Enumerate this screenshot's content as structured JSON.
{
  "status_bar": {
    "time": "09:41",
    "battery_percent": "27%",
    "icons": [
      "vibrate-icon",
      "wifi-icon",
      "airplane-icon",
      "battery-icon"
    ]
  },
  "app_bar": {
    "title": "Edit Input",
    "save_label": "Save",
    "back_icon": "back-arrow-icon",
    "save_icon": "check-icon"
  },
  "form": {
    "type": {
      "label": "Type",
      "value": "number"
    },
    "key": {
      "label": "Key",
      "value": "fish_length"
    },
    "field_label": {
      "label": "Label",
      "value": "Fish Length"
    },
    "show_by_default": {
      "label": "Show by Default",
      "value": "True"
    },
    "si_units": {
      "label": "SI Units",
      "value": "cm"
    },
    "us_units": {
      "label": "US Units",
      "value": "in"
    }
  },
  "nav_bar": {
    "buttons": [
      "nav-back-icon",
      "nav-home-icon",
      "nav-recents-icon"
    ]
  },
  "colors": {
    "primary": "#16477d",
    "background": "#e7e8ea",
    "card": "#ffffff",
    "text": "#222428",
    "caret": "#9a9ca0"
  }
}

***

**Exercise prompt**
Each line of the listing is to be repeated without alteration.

**Worked solution**
Enumerate this screenshot's content as structured JSON.
{
  "status_bar": {
    "time": "09:41",
    "battery_percent": "27%",
    "icons": [
      "vibrate-icon",
      "wifi-icon",
      "airplane-icon",
      "battery-icon"
    ]
  },
  "app_bar": {
    "title": "Edit Input",
    "save_label": "Save",
    "back_icon": "back-arrow-icon",
    "save_icon": "check-icon"
  },
  "form": {
    "type": {
      "label": "Type",
      "value": "number"
    },
    "key": {
      "label": "Key",
      "value": "fish_length"
    },
    "field_label": {
      "label": "Label",
      "value": "Fish Length"
    },
    "show_by_default": {
      "label": "Show by Default",
      "value": "True"
    },
    "si_units": {
      "label": "SI Units",
      "value": "cm"
    },
    "us_units": {
      "label": "US Units",
      "value": "in"
    }
  },
  "nav_bar": {
    "buttons": [
      "nav-back-icon",
      "nav-home-icon",
      "nav-recents-icon"
    ]
  },
  "colors": {
    "primary": "#16477d",
    "background": "#e7e8ea",
    "card": "#ffffff",
    "text": "#222428",
    "caret": "#9a9ca0"
  }
}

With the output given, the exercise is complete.